● EXTRACTED DATA
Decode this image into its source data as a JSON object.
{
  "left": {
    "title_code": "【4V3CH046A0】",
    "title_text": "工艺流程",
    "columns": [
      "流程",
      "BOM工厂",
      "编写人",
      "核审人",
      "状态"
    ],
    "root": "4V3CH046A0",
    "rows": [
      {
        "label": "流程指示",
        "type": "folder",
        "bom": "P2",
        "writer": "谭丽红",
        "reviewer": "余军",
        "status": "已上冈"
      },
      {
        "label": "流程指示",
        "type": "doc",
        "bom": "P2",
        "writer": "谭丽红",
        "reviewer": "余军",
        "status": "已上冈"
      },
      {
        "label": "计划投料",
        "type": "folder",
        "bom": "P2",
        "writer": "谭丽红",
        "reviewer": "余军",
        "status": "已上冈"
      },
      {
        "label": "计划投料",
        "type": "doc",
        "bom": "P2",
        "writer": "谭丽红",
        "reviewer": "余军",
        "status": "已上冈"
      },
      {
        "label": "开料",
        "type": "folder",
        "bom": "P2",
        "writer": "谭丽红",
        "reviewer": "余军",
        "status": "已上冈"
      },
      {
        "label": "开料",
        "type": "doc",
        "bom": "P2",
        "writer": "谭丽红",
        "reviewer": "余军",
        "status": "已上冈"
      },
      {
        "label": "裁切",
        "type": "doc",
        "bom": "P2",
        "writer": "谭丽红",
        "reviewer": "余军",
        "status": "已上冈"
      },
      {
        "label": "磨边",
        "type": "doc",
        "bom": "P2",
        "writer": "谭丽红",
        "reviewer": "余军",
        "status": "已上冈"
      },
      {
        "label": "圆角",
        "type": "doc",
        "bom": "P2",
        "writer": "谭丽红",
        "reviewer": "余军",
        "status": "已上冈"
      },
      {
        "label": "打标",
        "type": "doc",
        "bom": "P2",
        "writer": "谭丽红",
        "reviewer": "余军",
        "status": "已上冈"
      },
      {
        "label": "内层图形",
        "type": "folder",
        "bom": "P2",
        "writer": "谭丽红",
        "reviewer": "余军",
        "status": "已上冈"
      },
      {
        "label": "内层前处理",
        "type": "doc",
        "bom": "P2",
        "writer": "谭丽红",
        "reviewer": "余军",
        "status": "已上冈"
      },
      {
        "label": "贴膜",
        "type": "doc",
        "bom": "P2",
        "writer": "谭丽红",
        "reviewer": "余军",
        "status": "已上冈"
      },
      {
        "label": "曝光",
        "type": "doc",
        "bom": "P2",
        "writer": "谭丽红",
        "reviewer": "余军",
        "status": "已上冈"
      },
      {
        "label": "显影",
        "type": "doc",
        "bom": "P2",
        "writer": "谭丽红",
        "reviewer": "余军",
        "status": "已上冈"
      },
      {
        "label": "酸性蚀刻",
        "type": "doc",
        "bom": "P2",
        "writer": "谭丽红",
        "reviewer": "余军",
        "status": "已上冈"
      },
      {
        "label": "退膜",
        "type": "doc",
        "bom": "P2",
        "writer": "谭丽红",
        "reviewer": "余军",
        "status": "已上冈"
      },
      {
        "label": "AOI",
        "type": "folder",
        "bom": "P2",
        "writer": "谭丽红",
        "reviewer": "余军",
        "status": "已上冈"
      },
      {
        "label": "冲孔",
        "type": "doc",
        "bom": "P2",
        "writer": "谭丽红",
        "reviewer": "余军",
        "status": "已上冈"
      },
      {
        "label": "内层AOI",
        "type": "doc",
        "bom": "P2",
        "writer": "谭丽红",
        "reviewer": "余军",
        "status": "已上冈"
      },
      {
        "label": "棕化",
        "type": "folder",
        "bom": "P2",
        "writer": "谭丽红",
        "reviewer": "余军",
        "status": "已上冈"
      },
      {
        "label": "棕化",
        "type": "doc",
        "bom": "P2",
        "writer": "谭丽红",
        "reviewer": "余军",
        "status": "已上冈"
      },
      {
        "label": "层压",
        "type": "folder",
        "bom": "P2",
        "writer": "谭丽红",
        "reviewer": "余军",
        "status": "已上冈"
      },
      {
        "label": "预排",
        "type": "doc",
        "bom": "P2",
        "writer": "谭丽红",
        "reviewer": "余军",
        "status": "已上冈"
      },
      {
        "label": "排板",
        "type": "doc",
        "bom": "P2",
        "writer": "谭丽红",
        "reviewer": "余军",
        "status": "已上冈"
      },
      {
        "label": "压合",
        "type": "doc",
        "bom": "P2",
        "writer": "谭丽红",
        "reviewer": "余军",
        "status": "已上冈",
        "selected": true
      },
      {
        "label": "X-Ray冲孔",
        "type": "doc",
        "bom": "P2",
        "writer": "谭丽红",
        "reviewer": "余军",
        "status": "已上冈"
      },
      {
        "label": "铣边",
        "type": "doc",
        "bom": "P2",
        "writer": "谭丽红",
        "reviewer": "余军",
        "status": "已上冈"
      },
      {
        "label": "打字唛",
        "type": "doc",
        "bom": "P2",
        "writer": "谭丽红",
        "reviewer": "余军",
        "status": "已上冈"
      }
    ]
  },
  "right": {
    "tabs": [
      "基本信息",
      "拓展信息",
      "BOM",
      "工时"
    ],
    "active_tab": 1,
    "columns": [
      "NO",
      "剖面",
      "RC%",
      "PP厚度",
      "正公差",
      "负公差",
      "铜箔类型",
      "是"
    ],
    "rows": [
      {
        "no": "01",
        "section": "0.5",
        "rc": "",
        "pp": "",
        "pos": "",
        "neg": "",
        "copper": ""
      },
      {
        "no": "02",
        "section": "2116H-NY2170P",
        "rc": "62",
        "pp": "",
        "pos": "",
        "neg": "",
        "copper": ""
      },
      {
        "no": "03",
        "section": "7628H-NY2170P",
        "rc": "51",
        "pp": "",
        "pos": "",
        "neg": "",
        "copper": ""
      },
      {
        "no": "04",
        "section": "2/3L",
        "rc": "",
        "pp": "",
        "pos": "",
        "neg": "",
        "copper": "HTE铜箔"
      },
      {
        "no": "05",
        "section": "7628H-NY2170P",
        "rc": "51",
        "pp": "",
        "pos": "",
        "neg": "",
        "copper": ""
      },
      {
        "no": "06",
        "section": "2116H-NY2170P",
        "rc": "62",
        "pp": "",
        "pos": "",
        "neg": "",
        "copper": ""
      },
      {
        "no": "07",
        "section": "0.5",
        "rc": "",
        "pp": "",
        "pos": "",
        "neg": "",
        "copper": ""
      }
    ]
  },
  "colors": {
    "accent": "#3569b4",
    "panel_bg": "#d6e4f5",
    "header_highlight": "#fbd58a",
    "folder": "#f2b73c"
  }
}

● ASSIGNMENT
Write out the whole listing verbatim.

● PROBLEM SOLUTION
Decode this image into its source data as a JSON object.
{
  "left": {
    "title_code": "【4V3CH046A0】",
    "title_text": "工艺流程",
    "columns": [
      "流程",
      "BOM工厂",
      "编写人",
      "核审人",
      "状态"
    ],
    "root": "4V3CH046A0",
    "rows": [
      {
        "label": "流程指示",
        "type": "folder",
        "bom": "P2",
        "writer": "谭丽红",
        "reviewer": "余军",
        "status": "已上冈"
      },
      {
        "label": "流程指示",
        "type": "doc",
        "bom": "P2",
        "writer": "谭丽红",
        "reviewer": "余军",
        "status": "已上冈"
      },
      {
        "label": "计划投料",
        "type": "folder",
        "bom": "P2",
        "writer": "谭丽红",
        "reviewer": "余军",
        "status": "已上冈"
      },
      {
        "label": "计划投料",
        "type": "doc",
        "bom": "P2",
        "writer": "谭丽红",
        "reviewer": "余军",
        "status": "已上冈"
      },
      {
        "label": "开料",
        "type": "folder",
        "bom": "P2",
        "writer": "谭丽红",
        "reviewer": "余军",
        "status": "已上冈"
      },
      {
        "label": "开料",
        "type": "doc",
        "bom": "P2",
        "writer": "谭丽红",
        "reviewer": "余军",
        "status": "已上冈"
      },
      {
        "label": "裁切",
        "type": "doc",
        "bom": "P2",
        "writer": "谭丽红",
        "reviewer": "余军",
        "status": "已上冈"
      },
      {
        "label": "磨边",
        "type": "doc",
        "bom": "P2",
        "writer": "谭丽红",
        "reviewer": "余军",
        "status": "已上冈"
      },
      {
        "label": "圆角",
        "type": "doc",
        "bom": "P2",
        "writer": "谭丽红",
        "reviewer": "余军",
        "status": "已上冈"
      },
      {
        "label": "打标",
        "type": "doc",
        "bom": "P2",
        "writer": "谭丽红",
        "reviewer": "余军",
        "status": "已上冈"
      },
      {
        "label": "内层图形",
        "type": "folder",
        "bom": "P2",
        "writer": "谭丽红",
        "reviewer": "余军",
        "status": "已上冈"
      },
      {
        "label": "内层前处理",
        "type": "doc",
        "bom": "P2",
        "writer": "谭丽红",
        "reviewer": "余军",
        "status": "已上冈"
      },
      {
        "label": "贴膜",
        "type": "doc",
        "bom": "P2",
        "writer": "谭丽红",
        "reviewer": "余军",
        "status": "已上冈"
      },
      {
        "label": "曝光",
        "type": "doc",
        "bom": "P2",
        "writer": "谭丽红",
        "reviewer": "余军",
        "status": "已上冈"
      },
      {
        "label": "显影",
        "type": "doc",
        "bom": "P2",
        "writer": "谭丽红",
        "reviewer": "余军",
        "status": "已上冈"
      },
      {
        "label": "酸性蚀刻",
        "type": "doc",
        "bom": "P2",
        "writer": "谭丽红",
        "reviewer": "余军",
        "status": "已上冈"
      },
      {
        "label": "退膜",
        "type": "doc",
        "bom": "P2",
        "writer": "谭丽红",
        "reviewer": "余军",
        "status": "已上冈"
      },
      {
        "label": "AOI",
        "type": "folder",
        "bom": "P2",
        "writer": "谭丽红",
        "reviewer": "余军",
        "status": "已上冈"
      },
      {
        "label": "冲孔",
        "type": "doc",
        "bom": "P2",
        "writer": "谭丽红",
        "reviewer": "余军",
        "status": "已上冈"
      },
      {
        "label": "内层AOI",
        "type": "doc",
        "bom": "P2",
        "writer": "谭丽红",
        "reviewer": "余军",
        "status": "已上冈"
      },
      {
        "label": "棕化",
        "type": "folder",
        "bom": "P2",
        "writer": "谭丽红",
        "reviewer": "余军",
        "status": "已上冈"
      },
      {
        "label": "棕化",
        "type": "doc",
        "bom": "P2",
        "writer": "谭丽红",
        "reviewer": "余军",
        "status": "已上冈"
      },
      {
        "label": "层压",
        "type": "folder",
        "bom": "P2",
        "writer": "谭丽红",
        "reviewer": "余军",
        "status": "已上冈"
      },
      {
        "label": "预排",
        "type": "doc",
        "bom": "P2",
        "writer": "谭丽红",
        "reviewer": "余军",
        "status": "已上冈"
      },
      {
        "label": "排板",
        "type": "doc",
        "bom": "P2",
        "writer": "谭丽红",
        "reviewer": "余军",
        "status": "已上冈"
      },
      {
        "label": "压合",
        "type": "doc",
        "bom": "P2",
        "writer": "谭丽红",
        "reviewer": "余军",
        "status": "已上冈",
        "selected": true
      },
      {
        "label": "X-Ray冲孔",
        "type": "doc",
        "bom": "P2",
        "writer": "谭丽红",
        "reviewer": "余军",
        "status": "已上冈"
      },
      {
        "label": "铣边",
        "type": "doc",
        "bom": "P2",
        "writer": "谭丽红",
        "reviewer": "余军",
        "status": "已上冈"
      },
      {
        "label": "打字唛",
        "type": "doc",
        "bom": "P2",
        "writer": "谭丽红",
        "reviewer": "余军",
        "status": "已上冈"
      }
    ]
  },
  "right": {
    "tabs": [
      "基本信息",
      "拓展信息",
      "BOM",
      "工时"
    ],
    "active_tab": 1,
    "columns": [
      "NO",
      "剖面",
      "RC%",
      "PP厚度",
      "正公差",
      "负公差",
      "铜箔类型",
      "是"
    ],
    "rows": [
      {
        "no": "01",
        "section": "0.5",
        "rc": "",
        "pp": "",
        "pos": "",
        "neg": "",
        "copper": ""
      },
      {
        "no": "02",
        "section": "2116H-NY2170P",
        "rc": "62",
        "pp": "",
        "pos": "",
        "neg": "",
        "copper": ""
      },
      {
        "no": "03",
        "section": "7628H-NY2170P",
        "rc": "51",
        "pp": "",
        "pos": "",
        "neg": "",
        "copper": ""
      },
      {
        "no": "04",
        "section": "2/3L",
        "rc": "",
        "pp": "",
        "pos": "",
        "neg": "",
        "copper": "HTE铜箔"
      },
      {
        "no": "05",
        "section": "7628H-NY2170P",
        "rc": "51",
        "pp": "",
        "pos": "",
        "neg": "",
        "copper": ""
      },
      {
        "no": "06",
        "section": "2116H-NY2170P",
        "rc": "62",
        "pp": "",
        "pos": "",
        "neg": "",
        "copper": ""
      },
      {
        "no": "07",
        "section": "0.5",
        "rc": "",
        "pp": "",
        "pos": "",
        "neg": "",
        "copper": ""
      }
    ]
  },
  "colors": {
    "accent": "#3569b4",
    "panel_bg": "#d6e4f5",
    "header_highlight": "#fbd58a",
    "folder": "#f2b73c"
  }
}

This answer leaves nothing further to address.